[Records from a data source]
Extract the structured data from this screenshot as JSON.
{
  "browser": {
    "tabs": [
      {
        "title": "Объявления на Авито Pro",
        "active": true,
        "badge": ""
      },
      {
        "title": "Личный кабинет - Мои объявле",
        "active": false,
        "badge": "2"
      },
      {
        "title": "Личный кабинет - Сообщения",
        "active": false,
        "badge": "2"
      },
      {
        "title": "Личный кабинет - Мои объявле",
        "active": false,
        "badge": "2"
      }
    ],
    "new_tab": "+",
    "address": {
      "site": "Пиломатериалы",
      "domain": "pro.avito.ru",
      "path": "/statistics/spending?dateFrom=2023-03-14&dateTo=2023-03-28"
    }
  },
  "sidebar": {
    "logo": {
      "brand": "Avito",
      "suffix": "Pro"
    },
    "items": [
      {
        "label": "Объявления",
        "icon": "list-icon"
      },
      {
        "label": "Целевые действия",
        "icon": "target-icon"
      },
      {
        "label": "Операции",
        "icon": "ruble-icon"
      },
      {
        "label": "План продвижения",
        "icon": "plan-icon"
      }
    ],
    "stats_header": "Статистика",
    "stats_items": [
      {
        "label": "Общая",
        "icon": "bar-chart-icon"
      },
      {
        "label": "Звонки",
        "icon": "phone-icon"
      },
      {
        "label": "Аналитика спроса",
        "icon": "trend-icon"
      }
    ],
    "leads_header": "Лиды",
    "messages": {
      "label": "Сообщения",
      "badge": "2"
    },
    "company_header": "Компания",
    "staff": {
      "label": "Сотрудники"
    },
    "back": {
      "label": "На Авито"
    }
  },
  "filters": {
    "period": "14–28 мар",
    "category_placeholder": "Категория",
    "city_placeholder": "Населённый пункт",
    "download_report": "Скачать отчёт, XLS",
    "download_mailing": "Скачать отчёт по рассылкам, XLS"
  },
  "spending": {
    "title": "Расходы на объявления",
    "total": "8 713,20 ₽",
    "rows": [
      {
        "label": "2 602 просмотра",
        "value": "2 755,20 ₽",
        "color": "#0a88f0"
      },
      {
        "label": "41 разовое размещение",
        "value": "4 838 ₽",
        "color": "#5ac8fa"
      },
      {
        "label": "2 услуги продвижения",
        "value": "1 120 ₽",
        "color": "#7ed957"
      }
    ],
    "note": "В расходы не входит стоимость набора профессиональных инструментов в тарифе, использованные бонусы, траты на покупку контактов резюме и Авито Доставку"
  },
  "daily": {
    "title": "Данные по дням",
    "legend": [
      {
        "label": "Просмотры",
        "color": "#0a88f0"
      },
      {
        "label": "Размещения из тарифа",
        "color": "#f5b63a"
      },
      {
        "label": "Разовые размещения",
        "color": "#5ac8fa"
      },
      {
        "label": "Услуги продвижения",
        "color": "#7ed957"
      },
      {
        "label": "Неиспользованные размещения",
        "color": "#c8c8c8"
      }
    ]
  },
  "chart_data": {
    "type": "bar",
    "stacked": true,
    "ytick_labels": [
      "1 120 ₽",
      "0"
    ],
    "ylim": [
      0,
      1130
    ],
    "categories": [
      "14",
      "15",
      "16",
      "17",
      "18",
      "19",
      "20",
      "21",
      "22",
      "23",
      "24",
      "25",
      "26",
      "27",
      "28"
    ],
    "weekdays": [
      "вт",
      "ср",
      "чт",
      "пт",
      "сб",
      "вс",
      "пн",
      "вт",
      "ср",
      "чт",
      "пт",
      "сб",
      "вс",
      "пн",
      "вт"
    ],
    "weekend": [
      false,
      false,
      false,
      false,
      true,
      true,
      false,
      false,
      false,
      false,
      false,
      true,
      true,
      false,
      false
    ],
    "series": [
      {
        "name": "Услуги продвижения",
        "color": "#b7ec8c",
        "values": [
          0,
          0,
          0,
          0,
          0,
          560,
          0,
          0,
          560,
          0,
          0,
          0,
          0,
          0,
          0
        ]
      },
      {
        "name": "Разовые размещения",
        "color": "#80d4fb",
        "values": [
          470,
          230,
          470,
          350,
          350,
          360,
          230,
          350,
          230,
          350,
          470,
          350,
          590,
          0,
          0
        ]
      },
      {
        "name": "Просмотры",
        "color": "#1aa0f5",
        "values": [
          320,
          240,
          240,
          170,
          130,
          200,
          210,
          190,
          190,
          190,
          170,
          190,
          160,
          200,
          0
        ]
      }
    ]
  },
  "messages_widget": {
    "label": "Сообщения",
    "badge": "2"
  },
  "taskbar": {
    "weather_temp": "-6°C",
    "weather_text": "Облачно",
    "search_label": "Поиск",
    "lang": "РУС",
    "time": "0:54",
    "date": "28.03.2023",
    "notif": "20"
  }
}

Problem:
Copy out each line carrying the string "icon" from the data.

Answer for the task:
        "icon": "list-icon"
        "icon": "target-icon"
        "icon": "ruble-icon"
        "icon": "plan-icon"
        "icon": "bar-chart-icon"
        "icon": "phone-icon"
        "icon": "trend-icon"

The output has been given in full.